Outside of the Anti-Anti-Trump crowd, there’s a cadre of Never Trump or Trump Skeptical types who recognize “Yes, Orange Man Bad” but question: Do we have to burn down the rest of the party who enabled this? Where do you draw the line? Of course, it varies for everyone, but we’ve been lucky to have our friends Matt Lewis from The Daily Beast and David French from The Dispatch on to talk about where reasonable people might differ.

One of the things that makes our podcast great is that we’ve cultivated a great listener base, and a cast of regulars who enjoy coming on. Whether it’s Josh Kraushaar, David Priess, Kim Wehle, A.B. Stoddard, Jon Allen, our staff, or many of the 180+ guests we’ve had.
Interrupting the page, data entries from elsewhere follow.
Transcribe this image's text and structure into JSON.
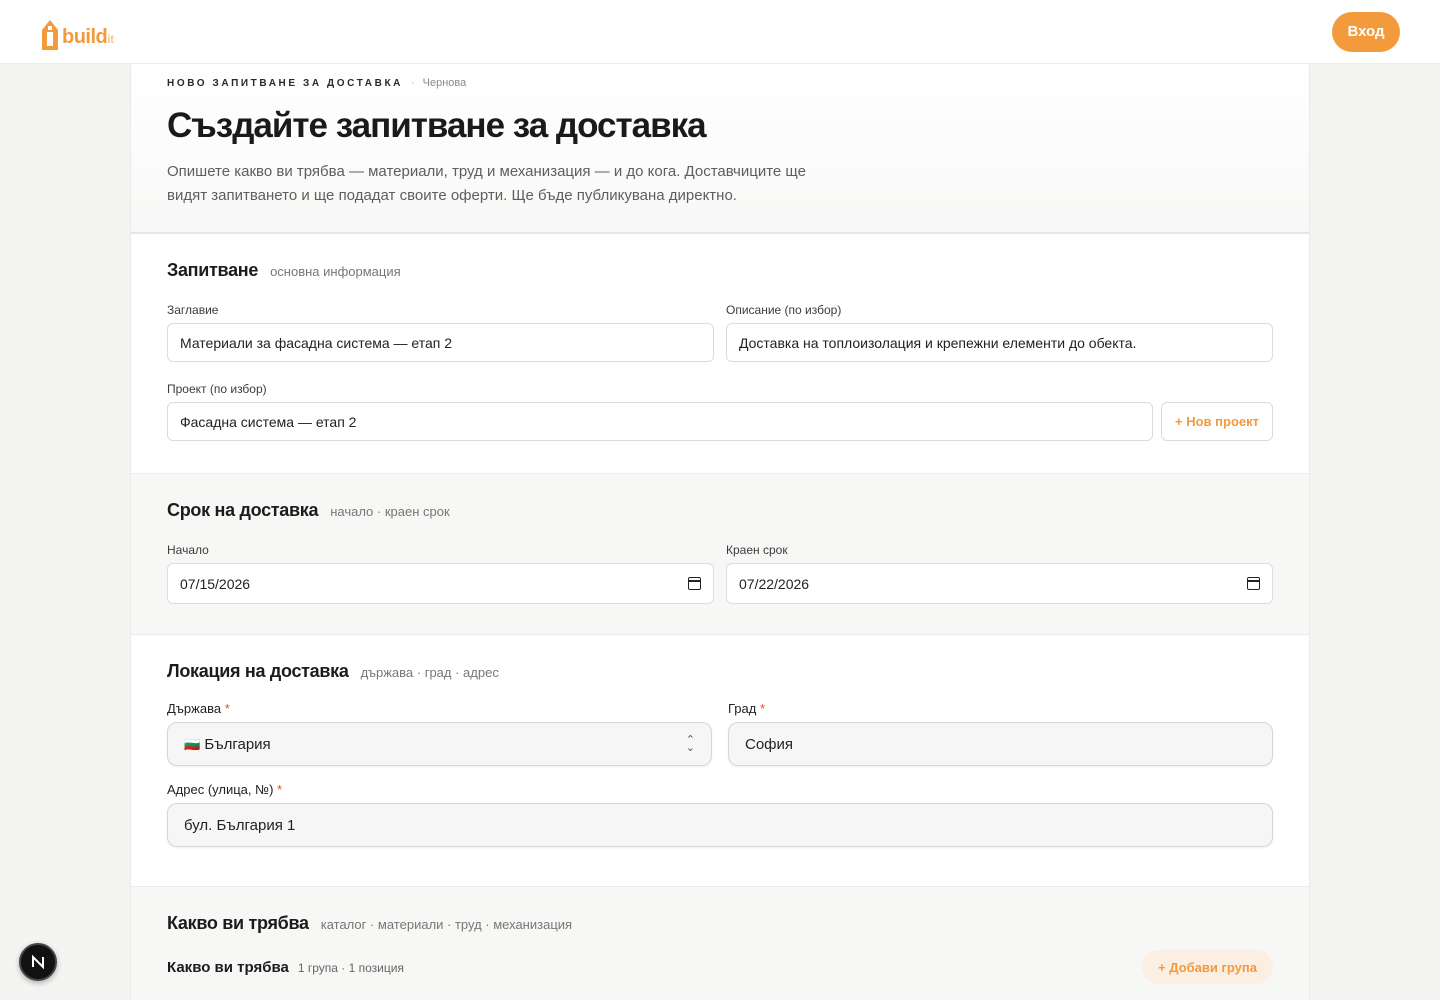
{
  "header": {
    "logo_text": "build",
    "logo_suffix": "it",
    "login_label": "Вход"
  },
  "hero": {
    "kicker": "НОВО ЗАПИТВАНЕ ЗА ДОСТАВКА",
    "separator": "·",
    "status": "Чернова",
    "title": "Създайте запитване за доставка",
    "description": "Опишете какво ви трябва — материали, труд и механизация — и до кога. Доставчиците ще видят запитването и ще подадат своите оферти. Ще бъде публикувана директно."
  },
  "request": {
    "title": "Запитване",
    "subtitle": "основна информация",
    "name_label": "Заглавие",
    "name_value": "Материали за фасадна система — етап 2",
    "description_label": "Описание (по избор)",
    "description_value": "Доставка на топлоизолация и крепежни елементи до обекта.",
    "project_label": "Проект (по избор)",
    "project_value": "Фасадна система — етап 2",
    "new_project_label": "+ Нов проект"
  },
  "schedule": {
    "title": "Срок на доставка",
    "subtitle": "начало · краен срок",
    "start_label": "Начало",
    "start_value": "07/15/2026",
    "end_label": "Краен срок",
    "end_value": "07/22/2026"
  },
  "location": {
    "title": "Локация на доставка",
    "subtitle": "държава · град · адрес",
    "country_label": "Държава",
    "country_flag": "🇧🇬",
    "country_value": "България",
    "city_label": "Град",
    "city_value": "София",
    "address_label": "Адрес (улица, №)",
    "address_value": "бул. България 1",
    "required_mark": "*"
  },
  "needs": {
    "title": "Какво ви трябва",
    "subtitle": "каталог · материали · труд · механизация",
    "group_title": "Какво ви трябва",
    "group_summary": "1 група · 1 позиция",
    "add_group_label": "+ Добави група"
  },
  "colors": {
    "accent": "#f29a3c",
    "required": "#e34b3c",
    "fab": "#111111"
  },
  "icons": {
    "calendar": "calendar-icon",
    "select": "chevron-updown-icon",
    "fab": "n-logo-icon"
  }
}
They’ve made the time and we appreciate them very much.

I’d be remiss if I didn’t mention Beg to Differ… which is one of our free podcast offerings. (I can’t link to the ones in the Bulwark+ zone, sorry.)

One of my favorite guests this year was former Ambassador Eric Edelman, who came on to talk about how Trump was putting his thumb on the scale to mess with the DoD even after he knew that he lost.

Another was Peter Wehner, who has been a keen observer of the madness in the GOP with far more sober analysis (and less bitterness than myself), and one of the kindest people you’ll ever meet.


It’s hard to pick your favorites… From 350+ podcasts, and nearly 800 items. Or 800 or so newsletters.

Rather than a membership appeal, which you’ve gotten (I think you know how to join Bulwark+ at this point without me throwing down a red button…) I just want to reiterate how thankful we are for all of you.

As you know, we don’t have ads. We rarely reach out with a donor appeal (other than today, but it is the last day of the year.) But in the two years of our existence, which we didn’t even know for how long we’d keep this concern going, you’ve been there for us.

You’ve shared our work, donated, wrote us emails, become our friends and pen pals, disagreed without being disagreeable, and we’ve built a little digital community that spans the ideological divide.

If you’ve read this far, please know that I am thankful for you, your friendship, and your support of what we’re doing. If our little experiment failed, I wasn’t worried about what I’d do next. Maybe I’d work at a grocery store or breed West Highland Terriers. Quickly after we started The Bulwark, I knew what we were doing was different, and I was confident that it would endure.

But that you’ve helped us keep speaking our truth, even when you disagree, means the world to us.

Thank you.

We’ll see you in 2021.

—Jim Swift